You like listening to podcasts. You follow a bunch on them on a regular basis. And one fine day, it happily dawns on you that you, too, maybe start a podcast of your own.

You pause for a moment and take some time to think. And what do you know, you discover that there are things you’re interested in—more, you’re passionately engaged to them. Not only that, but you already have a good knowledge base and your own ideas and opinions concerning those topics and subjects.

And, you want to share it to the world.

Planning Your Podcast

Now, that’s all fine. But the very fact that you want to start a podcast means you want it to be successful, too. That is to say, you want to create a reasonably broad fan base. You want to have engaged fans tuning in to your pod regularly (otherwise, why start a podcast? If you’re happy with just 4-5 people listening to you, there is no point starting a podcast and taking all the trouble that goes into creating one, right? You could very well have shared your ideas with your close friends, etc. and that will be it!)

Now, this is where planning your podcast becomes of paramount importance.

And in this article, we’ll talk about some basic things around starting a podcast but things that are crucial when it comes to creating a quality and a potentially successful pod.

We won’t go into the technical details here, such as getting all the necessary equipment, creating a studio, choosing the right editing software and so on. Each of these are hugely important topics in themselves and merit separate and dedicated discussions and articles devoted to them.

Podcast format

Now, when you’re at the planning stage, the first thing to determine is to what kind of format you want for your podcast. Is it going to be a solo pod? Two-people conversation? A round-table podcast?

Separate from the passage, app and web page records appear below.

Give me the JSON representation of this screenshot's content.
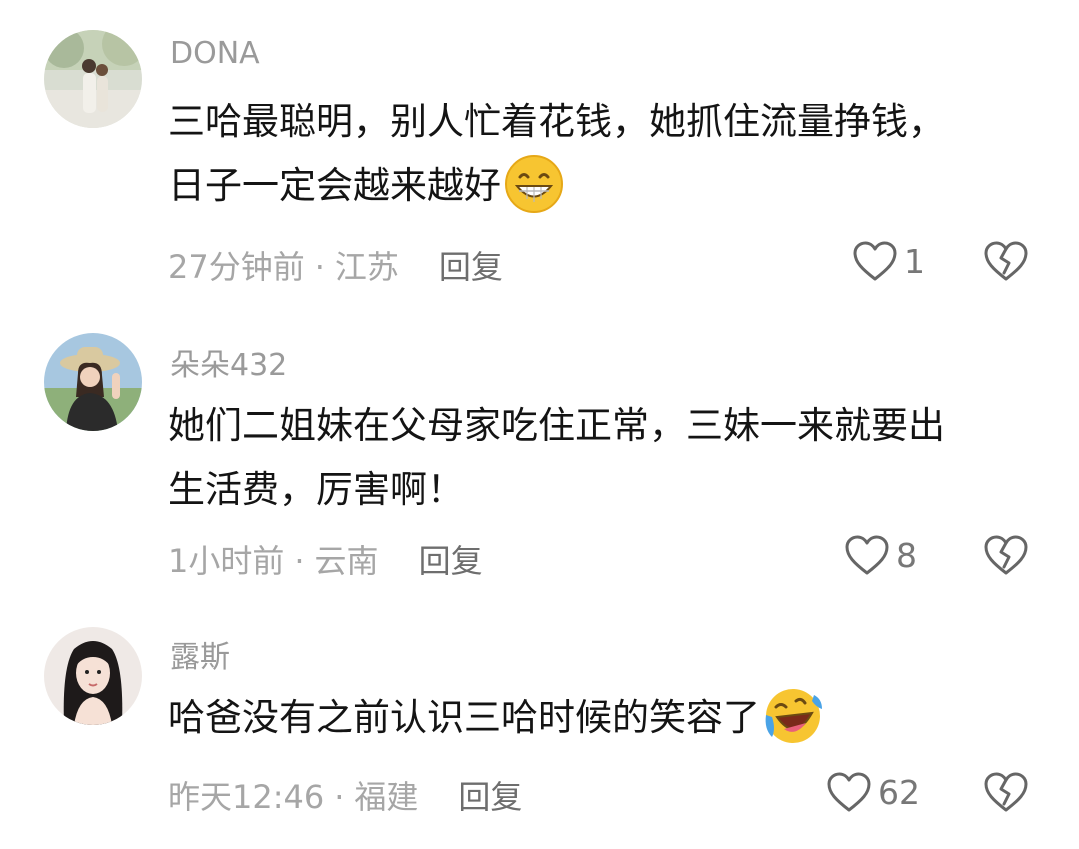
{
  "comments": [
    {
      "username": "DONA",
      "text_line1": "三哈最聪明，别人忙着花钱，她抓住流量挣钱，",
      "text_line2": "日子一定会越来越好",
      "emoji": "grinning-face-icon",
      "time": "27分钟前",
      "dot": "·",
      "location": "江苏",
      "reply_label": "回复",
      "like_count": "1"
    },
    {
      "username": "朵朵432",
      "text_line1": "她们二姐妹在父母家吃住正常，三妹一来就要出",
      "text_line2": "生活费，厉害啊！",
      "time": "1小时前",
      "dot": "·",
      "location": "云南",
      "reply_label": "回复",
      "like_count": "8"
    },
    {
      "username": "露斯",
      "text_line1": "哈爸没有之前认识三哈时候的笑容了",
      "emoji": "laughing-crying-face-icon",
      "time": "昨天12:46",
      "dot": "·",
      "location": "福建",
      "reply_label": "回复",
      "like_count": "62"
    }
  ],
  "colors": {
    "username": "#9a9a9a",
    "text": "#141414",
    "meta": "#a6a6a6",
    "reply": "#6e6e6e",
    "icon_stroke": "#666666",
    "emoji_yellow": "#f7c531"
  }
}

Or, if you have a journalistic bent of mind, you can very well plan a predominantly interview-based podcast. This means that you may often have to go out in the open and on the streets. Of course, you can arrange to have interviews at your own (typically home-based) studio. However, for interviews, more often than not, you’ll yourself have to go and meet people (at their office, home, etc.) than having people coming to your place. Take NOTE, too, that you may need a slightly different set of equipment (especially when it comes to audio capturing devices, but also perhaps a more advanced editing software) if you’re planning to start a interview-based pod.

This brings us to another important point, which is to taking stock of your resources. For example, you may feel that a round-table podcast will be ideal for your chosen topic. However, think ahead whether it is feasible to arrange round-tables on a regular basis (after all, there is a reason why a majority of podcasts are either solo or consist of two-way conversations!).

Choosing your topic

We’ll touch shortly upon this point. The fact that you want to start a podcast often means you already have one or two topics or themes in mind. That’s all fine.

However, think about the following things:

Whether you’ve something unique or original to say that will be edifying to your target audience.

And also, whether or not the topic is already well-covered (that is, there are already a bunch of guys running their own podcasts on the same topic). If yes, it is usually best to stay away from such topics, unless of course you feel like you have an entirely different spin to offer on the subject in question.

Also, when choosing a topic or subject, try not to make it too broad. For example, you don’t want to start a podcast on the subject of ‘staring your own blog’. That is too broad. Instead, you can make it something like ‘how to create a successful blog without having to depend on organic seo’.

This is just an example. The point is that when you choose or niche down to something specific, you’ll run a much greater chance of creating a loyal and engaged fan base/regular listeners. And it’ll also be easier to plan your episodes when you focus on some specific aspects of a given subject.